Sewage treatment systems come in a variety of models, from ones with few features to premium options that can make caring for your vessel much simpler. For example, some features to look for might include:
Self-dosing tanks: If you’re looking for approachable systems that anyone can use, a tank that self-administers doses of bacteria can make maintenance easier.
Weighted measuring switches for the chlorine tablet feeder: These types of switches can let you know how many tablets are left in the chlorine tablet feeder. Sometimes, these tools even come with a light indicator that tells you when tablets are low, which takes the guesswork out of another chore.
Dosing tank alarms: This feature comes with an alert system inside the dosing tank, which tells you when the liquid inside is too low. You can then take steps to correct the situation without having to get too hands-on with your sewage treatment system.
External informational panels: Imagine if you had a sleek monitor that could tell you everything you need to know about the system’s stats—without forcing you to go into the system, reach inside, and expose yourself to fumes. Nice, right? With some of the more modern sewage treatment systems, this is a feature you’ll be able to enjoy.
Ultimately, some marine sanitation units are designed to reduce necessary physical interaction with waste, whereas others require more hands-on maintenance. When you’re evaluating sewage treatment systems, you’ll simply have to think about what you prefer and what feels right for you.
Find the Sanitation Unit You Need Today
When you’re looking for sewage treatment systems that make your time out on your vessel safe, healthy, and up to standards, you need a professional manufacturer you can trust. H2O has been manufacturing marine sanitation devices for more than 40 years and is a great resource for information, parts, support, and more.
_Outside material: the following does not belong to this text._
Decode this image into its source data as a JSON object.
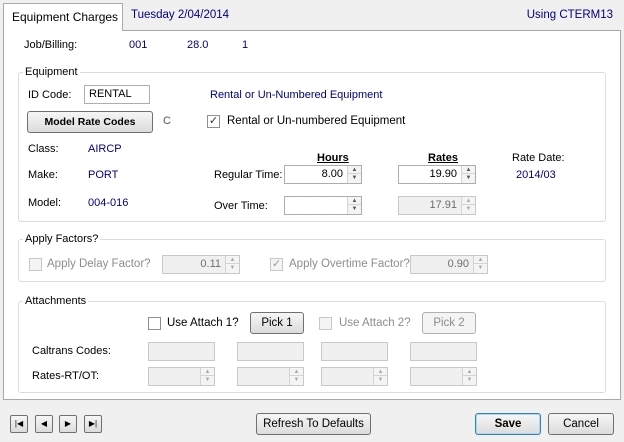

Sewage treatment systems are an investment, but doing your research to find the perfect unit for you is well worth your time. Reach out to H2O today to request pricing on a high-quality marine sanitation device.